■ **TASK INSTRUCTIONS**
Print every record exactly.

■ **DATA FOR THIS EXERCISE**

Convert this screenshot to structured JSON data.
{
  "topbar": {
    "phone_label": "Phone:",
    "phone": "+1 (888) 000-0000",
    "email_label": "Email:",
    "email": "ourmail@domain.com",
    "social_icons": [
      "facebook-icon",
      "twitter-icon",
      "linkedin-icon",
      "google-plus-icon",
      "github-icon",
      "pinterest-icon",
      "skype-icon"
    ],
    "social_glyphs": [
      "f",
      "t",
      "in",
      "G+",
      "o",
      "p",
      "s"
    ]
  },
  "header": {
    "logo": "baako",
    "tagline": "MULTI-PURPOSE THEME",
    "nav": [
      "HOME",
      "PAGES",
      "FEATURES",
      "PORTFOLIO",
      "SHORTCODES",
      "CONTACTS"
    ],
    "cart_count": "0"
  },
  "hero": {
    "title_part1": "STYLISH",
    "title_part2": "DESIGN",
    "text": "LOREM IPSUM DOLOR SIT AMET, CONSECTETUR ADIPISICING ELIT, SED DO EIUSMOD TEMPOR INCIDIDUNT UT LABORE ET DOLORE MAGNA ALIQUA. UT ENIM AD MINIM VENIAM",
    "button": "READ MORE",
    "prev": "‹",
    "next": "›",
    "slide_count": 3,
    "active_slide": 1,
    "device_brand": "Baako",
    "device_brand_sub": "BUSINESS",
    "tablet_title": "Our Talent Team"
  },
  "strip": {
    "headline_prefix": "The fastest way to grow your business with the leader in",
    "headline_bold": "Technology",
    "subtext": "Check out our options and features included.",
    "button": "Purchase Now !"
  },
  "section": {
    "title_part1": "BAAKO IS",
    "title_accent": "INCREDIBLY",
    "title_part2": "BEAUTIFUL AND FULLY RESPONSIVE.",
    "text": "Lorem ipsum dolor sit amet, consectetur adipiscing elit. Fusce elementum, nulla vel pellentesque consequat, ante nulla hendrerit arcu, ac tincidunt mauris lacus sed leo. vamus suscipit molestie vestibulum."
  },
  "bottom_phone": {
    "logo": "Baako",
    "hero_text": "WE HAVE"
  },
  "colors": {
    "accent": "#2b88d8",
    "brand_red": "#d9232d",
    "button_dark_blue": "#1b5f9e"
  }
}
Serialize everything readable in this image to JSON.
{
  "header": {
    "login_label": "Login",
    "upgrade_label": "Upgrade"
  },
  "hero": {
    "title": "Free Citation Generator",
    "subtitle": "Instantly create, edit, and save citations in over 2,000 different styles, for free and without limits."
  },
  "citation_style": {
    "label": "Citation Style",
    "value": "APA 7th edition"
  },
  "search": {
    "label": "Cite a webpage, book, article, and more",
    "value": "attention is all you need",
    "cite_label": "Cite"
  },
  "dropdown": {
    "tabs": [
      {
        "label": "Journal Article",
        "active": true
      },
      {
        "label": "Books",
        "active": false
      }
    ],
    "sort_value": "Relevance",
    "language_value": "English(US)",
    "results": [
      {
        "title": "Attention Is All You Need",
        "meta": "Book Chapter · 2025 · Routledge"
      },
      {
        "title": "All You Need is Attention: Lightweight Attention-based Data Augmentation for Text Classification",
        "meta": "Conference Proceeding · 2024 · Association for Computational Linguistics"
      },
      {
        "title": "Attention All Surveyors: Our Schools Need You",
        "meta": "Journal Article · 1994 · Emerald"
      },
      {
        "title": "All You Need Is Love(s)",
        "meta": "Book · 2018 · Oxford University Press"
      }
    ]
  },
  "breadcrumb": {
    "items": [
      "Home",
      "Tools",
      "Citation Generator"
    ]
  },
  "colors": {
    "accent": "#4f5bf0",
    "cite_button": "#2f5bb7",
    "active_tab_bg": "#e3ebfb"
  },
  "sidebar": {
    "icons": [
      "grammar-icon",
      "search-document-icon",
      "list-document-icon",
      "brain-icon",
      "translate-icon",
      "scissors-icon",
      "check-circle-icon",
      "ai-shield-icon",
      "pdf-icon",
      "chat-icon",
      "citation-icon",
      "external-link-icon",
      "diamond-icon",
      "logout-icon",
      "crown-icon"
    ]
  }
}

■ **ANSWER FOR THE TASK**
Convert this screenshot to structured JSON data.
{
  "topbar": {
    "phone_label": "Phone:",
    "phone": "+1 (888) 000-0000",
    "email_label": "Email:",
    "email": "ourmail@domain.com",
    "social_icons": [
      "facebook-icon",
      "twitter-icon",
      "linkedin-icon",
      "google-plus-icon",
      "github-icon",
      "pinterest-icon",
      "skype-icon"
    ],
    "social_glyphs": [
      "f",
      "t",
      "in",
      "G+",
      "o",
      "p",
      "s"
    ]
  },
  "header": {
    "logo": "baako",
    "tagline": "MULTI-PURPOSE THEME",
    "nav": [
      "HOME",
      "PAGES",
      "FEATURES",
      "PORTFOLIO",
      "SHORTCODES",
      "CONTACTS"
    ],
    "cart_count": "0"
  },
  "hero": {
    "title_part1": "STYLISH",
    "title_part2": "DESIGN",
    "text": "LOREM IPSUM DOLOR SIT AMET, CONSECTETUR ADIPISICING ELIT, SED DO EIUSMOD TEMPOR INCIDIDUNT UT LABORE ET DOLORE MAGNA ALIQUA. UT ENIM AD MINIM VENIAM",
    "button": "READ MORE",
    "prev": "‹",
    "next": "›",
    "slide_count": 3,
    "active_slide": 1,
    "device_brand": "Baako",
    "device_brand_sub": "BUSINESS",
    "tablet_title": "Our Talent Team"
  },
  "strip": {
    "headline_prefix": "The fastest way to grow your business with the leader in",
    "headline_bold": "Technology",
    "subtext": "Check out our options and features included.",
    "button": "Purchase Now !"
  },
  "section": {
    "title_part1": "BAAKO IS",
    "title_accent": "INCREDIBLY",
    "title_part2": "BEAUTIFUL AND FULLY RESPONSIVE.",
    "text": "Lorem ipsum dolor sit amet, consectetur adipiscing elit. Fusce elementum, nulla vel pellentesque consequat, ante nulla hendrerit arcu, ac tincidunt mauris lacus sed leo. vamus suscipit molestie vestibulum."
  },
  "bottom_phone": {
    "logo": "Baako",
    "hero_text": "WE HAVE"
  },
  "colors": {
    "accent": "#2b88d8",
    "brand_red": "#d9232d",
    "button_dark_blue": "#1b5f9e"
  }
}
Serialize everything readable in this image to JSON.
{
  "header": {
    "login_label": "Login",
    "upgrade_label": "Upgrade"
  },
  "hero": {
    "title": "Free Citation Generator",
    "subtitle": "Instantly create, edit, and save citations in over 2,000 different styles, for free and without limits."
  },
  "citation_style": {
    "label": "Citation Style",
    "value": "APA 7th edition"
  },
  "search": {
    "label": "Cite a webpage, book, article, and more",
    "value": "attention is all you need",
    "cite_label": "Cite"
  },
  "dropdown": {
    "tabs": [
      {
        "label": "Journal Article",
        "active": true
      },
      {
        "label": "Books",
        "active": false
      }
    ],
    "sort_value": "Relevance",
    "language_value": "English(US)",
    "results": [
      {
        "title": "Attention Is All You Need",
        "meta": "Book Chapter · 2025 · Routledge"
      },
      {
        "title": "All You Need is Attention: Lightweight Attention-based Data Augmentation for Text Classification",
        "meta": "Conference Proceeding · 2024 · Association for Computational Linguistics"
      },
      {
        "title": "Attention All Surveyors: Our Schools Need You",
        "meta": "Journal Article · 1994 · Emerald"
      },
      {
        "title": "All You Need Is Love(s)",
        "meta": "Book · 2018 · Oxford University Press"
      }
    ]
  },
  "breadcrumb": {
    "items": [
      "Home",
      "Tools",
      "Citation Generator"
    ]
  },
  "colors": {
    "accent": "#4f5bf0",
    "cite_button": "#2f5bb7",
    "active_tab_bg": "#e3ebfb"
  },
  "sidebar": {
    "icons": [
      "grammar-icon",
      "search-document-icon",
      "list-document-icon",
      "brain-icon",
      "translate-icon",
      "scissors-icon",
      "check-circle-icon",
      "ai-shield-icon",
      "pdf-icon",
      "chat-icon",
      "citation-icon",
      "external-link-icon",
      "diamond-icon",
      "logout-icon",
      "crown-icon"
    ]
  }
}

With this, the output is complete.